• [What the task asks]:
Copy out each line below containing "pièges".

• [Available data]:
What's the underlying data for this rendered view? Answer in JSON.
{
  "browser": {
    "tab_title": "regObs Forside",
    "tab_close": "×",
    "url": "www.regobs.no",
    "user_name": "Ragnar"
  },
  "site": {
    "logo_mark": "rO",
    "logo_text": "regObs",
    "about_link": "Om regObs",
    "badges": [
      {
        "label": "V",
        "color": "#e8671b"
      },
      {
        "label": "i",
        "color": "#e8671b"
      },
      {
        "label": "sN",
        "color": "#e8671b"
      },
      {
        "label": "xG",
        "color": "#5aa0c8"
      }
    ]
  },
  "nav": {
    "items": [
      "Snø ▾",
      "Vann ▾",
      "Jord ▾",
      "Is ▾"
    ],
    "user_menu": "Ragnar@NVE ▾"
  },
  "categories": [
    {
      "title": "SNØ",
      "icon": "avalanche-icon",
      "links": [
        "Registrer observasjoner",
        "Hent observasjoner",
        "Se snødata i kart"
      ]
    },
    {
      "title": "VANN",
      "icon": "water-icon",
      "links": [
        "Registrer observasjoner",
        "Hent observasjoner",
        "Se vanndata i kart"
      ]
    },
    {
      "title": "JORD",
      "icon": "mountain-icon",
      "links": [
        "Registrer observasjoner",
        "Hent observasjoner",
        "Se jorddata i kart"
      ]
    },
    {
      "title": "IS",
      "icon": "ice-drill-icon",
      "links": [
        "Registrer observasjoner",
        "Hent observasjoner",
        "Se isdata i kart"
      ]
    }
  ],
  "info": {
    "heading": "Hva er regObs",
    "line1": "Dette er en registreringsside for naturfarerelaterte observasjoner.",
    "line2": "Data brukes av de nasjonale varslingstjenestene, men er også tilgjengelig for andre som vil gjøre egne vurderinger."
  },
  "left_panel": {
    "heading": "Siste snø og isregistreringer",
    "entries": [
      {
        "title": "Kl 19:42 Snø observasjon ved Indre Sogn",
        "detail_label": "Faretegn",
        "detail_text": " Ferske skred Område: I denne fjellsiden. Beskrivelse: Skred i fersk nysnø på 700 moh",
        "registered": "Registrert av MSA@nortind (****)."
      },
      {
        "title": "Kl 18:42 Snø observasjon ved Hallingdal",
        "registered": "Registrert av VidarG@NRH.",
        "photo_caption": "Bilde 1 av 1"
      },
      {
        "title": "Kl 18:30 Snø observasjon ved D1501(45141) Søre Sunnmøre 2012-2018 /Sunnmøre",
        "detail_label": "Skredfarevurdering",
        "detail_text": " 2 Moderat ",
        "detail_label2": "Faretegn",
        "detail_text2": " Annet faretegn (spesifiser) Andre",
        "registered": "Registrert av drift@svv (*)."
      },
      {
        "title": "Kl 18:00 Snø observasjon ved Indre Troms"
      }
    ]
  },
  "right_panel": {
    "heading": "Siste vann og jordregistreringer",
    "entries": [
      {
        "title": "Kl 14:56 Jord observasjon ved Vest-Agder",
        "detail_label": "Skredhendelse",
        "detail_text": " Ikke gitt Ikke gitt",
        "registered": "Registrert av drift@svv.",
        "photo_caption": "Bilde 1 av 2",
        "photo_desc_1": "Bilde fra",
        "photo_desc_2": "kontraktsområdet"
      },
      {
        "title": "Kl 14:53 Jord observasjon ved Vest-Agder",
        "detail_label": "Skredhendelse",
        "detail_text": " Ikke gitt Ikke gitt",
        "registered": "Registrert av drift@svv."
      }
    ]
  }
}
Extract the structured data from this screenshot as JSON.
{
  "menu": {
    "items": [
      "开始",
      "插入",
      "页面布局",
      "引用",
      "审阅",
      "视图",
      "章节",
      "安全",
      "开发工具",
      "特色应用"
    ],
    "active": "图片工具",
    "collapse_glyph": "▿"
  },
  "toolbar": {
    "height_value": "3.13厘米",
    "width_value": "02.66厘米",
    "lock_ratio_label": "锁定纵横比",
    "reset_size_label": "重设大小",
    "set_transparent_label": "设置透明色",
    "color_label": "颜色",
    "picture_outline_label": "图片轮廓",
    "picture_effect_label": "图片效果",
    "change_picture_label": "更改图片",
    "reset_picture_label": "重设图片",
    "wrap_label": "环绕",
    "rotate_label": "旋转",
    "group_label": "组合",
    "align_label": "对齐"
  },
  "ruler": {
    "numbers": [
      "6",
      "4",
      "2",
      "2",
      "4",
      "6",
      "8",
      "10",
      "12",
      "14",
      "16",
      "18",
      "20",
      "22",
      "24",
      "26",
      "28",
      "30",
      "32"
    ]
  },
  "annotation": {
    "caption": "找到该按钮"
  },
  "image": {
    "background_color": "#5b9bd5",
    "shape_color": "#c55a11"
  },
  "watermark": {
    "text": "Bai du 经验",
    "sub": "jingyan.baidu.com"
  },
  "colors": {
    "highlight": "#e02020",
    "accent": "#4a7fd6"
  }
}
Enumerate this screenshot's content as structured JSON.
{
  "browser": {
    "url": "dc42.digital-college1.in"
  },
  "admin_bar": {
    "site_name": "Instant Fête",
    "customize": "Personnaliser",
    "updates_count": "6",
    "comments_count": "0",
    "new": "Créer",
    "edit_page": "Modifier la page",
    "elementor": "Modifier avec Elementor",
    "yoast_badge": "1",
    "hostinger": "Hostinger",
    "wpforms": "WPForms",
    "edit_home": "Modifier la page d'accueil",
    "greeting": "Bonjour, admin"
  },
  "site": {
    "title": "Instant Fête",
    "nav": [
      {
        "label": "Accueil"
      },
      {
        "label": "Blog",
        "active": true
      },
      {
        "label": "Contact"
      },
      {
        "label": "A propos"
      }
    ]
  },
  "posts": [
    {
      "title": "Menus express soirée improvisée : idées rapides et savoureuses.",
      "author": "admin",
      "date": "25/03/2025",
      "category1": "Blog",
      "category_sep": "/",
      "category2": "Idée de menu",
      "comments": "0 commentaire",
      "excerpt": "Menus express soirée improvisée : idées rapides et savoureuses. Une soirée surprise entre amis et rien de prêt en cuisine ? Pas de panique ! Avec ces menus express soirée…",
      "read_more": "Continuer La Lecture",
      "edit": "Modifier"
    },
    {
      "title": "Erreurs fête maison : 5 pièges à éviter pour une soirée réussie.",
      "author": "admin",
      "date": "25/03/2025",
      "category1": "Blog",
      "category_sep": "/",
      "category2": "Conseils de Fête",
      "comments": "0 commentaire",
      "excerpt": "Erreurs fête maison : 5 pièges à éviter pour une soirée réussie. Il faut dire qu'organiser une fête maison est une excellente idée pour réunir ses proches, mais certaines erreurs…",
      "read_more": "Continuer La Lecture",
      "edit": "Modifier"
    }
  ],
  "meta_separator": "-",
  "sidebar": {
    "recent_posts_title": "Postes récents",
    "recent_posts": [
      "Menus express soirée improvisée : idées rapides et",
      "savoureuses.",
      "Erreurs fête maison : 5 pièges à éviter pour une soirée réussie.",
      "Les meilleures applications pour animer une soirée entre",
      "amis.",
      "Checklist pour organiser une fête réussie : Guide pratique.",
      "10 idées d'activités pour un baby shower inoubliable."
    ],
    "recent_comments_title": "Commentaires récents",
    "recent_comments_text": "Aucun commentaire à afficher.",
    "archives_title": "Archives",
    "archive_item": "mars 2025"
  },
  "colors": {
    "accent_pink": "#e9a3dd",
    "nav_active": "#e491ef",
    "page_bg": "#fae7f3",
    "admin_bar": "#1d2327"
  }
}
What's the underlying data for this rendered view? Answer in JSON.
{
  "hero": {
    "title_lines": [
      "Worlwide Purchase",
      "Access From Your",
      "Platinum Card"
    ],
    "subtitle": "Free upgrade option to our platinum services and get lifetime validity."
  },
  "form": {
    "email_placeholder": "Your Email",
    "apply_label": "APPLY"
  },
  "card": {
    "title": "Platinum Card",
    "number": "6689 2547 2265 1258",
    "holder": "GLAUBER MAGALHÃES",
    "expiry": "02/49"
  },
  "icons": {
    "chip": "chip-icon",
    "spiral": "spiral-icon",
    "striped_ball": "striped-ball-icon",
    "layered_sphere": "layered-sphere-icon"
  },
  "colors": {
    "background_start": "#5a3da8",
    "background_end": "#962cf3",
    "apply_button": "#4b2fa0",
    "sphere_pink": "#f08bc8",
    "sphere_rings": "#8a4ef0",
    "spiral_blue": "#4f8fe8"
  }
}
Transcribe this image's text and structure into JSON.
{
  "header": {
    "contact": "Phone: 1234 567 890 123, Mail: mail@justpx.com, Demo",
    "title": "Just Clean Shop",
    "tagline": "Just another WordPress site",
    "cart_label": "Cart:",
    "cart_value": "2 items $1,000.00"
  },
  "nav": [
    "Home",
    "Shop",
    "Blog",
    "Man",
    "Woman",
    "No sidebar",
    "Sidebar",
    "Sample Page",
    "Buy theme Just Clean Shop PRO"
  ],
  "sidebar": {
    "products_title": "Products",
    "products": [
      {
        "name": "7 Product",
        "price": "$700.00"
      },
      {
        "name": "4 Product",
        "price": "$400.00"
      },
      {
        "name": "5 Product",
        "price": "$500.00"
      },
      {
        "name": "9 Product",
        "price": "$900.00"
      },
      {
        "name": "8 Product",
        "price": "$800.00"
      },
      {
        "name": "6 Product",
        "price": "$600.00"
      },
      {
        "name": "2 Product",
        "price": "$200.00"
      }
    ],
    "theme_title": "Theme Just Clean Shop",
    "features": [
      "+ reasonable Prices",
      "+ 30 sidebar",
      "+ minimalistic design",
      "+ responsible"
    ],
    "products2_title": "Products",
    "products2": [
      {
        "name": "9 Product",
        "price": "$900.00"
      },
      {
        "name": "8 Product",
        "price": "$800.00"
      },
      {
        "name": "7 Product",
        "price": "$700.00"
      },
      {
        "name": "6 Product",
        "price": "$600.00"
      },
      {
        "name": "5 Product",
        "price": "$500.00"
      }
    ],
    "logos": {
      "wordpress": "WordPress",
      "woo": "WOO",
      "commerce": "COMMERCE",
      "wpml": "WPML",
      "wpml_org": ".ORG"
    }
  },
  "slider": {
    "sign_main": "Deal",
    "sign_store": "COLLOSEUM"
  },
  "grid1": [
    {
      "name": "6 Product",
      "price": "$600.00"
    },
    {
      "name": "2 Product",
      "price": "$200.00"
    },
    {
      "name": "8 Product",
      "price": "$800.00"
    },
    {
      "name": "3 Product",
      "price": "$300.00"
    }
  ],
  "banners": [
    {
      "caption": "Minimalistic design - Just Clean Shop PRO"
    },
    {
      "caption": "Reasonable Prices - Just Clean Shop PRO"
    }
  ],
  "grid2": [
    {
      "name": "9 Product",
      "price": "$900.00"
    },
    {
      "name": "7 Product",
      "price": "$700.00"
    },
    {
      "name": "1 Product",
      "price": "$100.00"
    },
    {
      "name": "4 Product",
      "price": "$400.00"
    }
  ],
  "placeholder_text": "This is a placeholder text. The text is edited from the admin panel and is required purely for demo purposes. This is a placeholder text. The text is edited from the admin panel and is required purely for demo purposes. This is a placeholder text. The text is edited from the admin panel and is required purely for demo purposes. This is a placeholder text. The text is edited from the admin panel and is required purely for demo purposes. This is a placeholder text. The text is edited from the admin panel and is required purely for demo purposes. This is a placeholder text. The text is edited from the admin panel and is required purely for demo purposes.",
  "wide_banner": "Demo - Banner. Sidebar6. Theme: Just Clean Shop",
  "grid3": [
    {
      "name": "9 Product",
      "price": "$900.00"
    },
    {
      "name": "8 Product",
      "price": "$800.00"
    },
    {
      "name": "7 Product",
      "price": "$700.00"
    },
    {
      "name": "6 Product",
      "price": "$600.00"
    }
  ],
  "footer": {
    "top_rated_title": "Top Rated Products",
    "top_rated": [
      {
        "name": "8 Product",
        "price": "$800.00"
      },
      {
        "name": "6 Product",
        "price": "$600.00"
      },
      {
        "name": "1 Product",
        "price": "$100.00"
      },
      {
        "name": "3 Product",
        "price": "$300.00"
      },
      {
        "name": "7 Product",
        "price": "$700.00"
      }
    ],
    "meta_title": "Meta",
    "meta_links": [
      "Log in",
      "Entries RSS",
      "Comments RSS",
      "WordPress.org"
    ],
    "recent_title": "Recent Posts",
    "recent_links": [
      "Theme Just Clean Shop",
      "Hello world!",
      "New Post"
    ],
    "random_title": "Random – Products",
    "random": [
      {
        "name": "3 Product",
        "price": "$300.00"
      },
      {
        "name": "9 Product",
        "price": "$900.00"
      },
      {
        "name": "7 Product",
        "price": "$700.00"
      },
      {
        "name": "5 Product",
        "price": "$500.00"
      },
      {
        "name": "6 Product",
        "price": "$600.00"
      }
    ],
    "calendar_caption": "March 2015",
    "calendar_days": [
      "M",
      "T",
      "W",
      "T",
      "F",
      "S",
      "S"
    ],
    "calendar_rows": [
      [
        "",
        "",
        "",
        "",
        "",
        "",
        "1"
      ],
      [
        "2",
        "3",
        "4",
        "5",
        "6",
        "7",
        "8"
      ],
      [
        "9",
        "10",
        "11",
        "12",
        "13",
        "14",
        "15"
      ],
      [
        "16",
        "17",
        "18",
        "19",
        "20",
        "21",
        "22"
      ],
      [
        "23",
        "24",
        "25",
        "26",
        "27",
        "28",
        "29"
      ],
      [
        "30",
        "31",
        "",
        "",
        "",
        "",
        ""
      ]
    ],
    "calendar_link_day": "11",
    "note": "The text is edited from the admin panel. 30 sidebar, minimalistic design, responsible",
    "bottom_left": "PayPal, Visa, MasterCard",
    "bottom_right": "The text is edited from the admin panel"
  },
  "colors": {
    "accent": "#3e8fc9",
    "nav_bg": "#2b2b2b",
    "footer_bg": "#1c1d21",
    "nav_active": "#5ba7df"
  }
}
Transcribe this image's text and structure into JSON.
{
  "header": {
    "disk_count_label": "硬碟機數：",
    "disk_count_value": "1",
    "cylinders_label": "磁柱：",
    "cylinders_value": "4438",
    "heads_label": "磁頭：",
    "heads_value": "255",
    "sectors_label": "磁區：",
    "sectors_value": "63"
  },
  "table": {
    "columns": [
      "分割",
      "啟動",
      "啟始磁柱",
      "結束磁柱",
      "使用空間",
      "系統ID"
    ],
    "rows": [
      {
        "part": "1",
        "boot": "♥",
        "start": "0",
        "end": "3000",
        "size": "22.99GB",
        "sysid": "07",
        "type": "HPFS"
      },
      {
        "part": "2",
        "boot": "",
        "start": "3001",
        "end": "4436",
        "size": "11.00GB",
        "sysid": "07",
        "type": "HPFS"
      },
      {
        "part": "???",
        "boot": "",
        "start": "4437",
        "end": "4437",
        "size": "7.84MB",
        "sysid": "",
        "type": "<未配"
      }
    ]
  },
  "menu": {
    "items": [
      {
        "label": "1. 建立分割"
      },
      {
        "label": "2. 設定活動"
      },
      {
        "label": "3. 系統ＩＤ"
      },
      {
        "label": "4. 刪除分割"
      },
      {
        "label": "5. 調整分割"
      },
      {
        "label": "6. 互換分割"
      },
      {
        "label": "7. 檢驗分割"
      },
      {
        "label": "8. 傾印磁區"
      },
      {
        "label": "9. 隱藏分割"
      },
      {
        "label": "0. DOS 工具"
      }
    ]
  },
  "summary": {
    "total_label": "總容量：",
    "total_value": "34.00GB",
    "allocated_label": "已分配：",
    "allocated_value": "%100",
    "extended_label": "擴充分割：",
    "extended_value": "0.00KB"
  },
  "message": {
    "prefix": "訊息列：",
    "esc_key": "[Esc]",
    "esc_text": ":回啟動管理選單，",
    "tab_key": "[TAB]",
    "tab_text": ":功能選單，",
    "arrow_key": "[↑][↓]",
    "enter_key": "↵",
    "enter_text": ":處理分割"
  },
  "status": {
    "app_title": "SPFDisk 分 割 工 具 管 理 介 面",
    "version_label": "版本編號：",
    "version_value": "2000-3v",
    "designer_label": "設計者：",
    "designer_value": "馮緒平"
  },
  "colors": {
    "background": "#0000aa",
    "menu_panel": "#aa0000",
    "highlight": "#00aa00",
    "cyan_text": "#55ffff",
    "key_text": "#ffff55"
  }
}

• [Output below]:
      "title": "Erreurs fête maison : 5 pièges à éviter pour une soirée réussie.",
      "excerpt": "Erreurs fête maison : 5 pièges à éviter pour une soirée réussie. Il faut dire qu'organiser une fête maison est une excellente idée pour réunir ses proches, mais certaines erreurs…",
      "Erreurs fête maison : 5 pièges à éviter pour une soirée réussie.",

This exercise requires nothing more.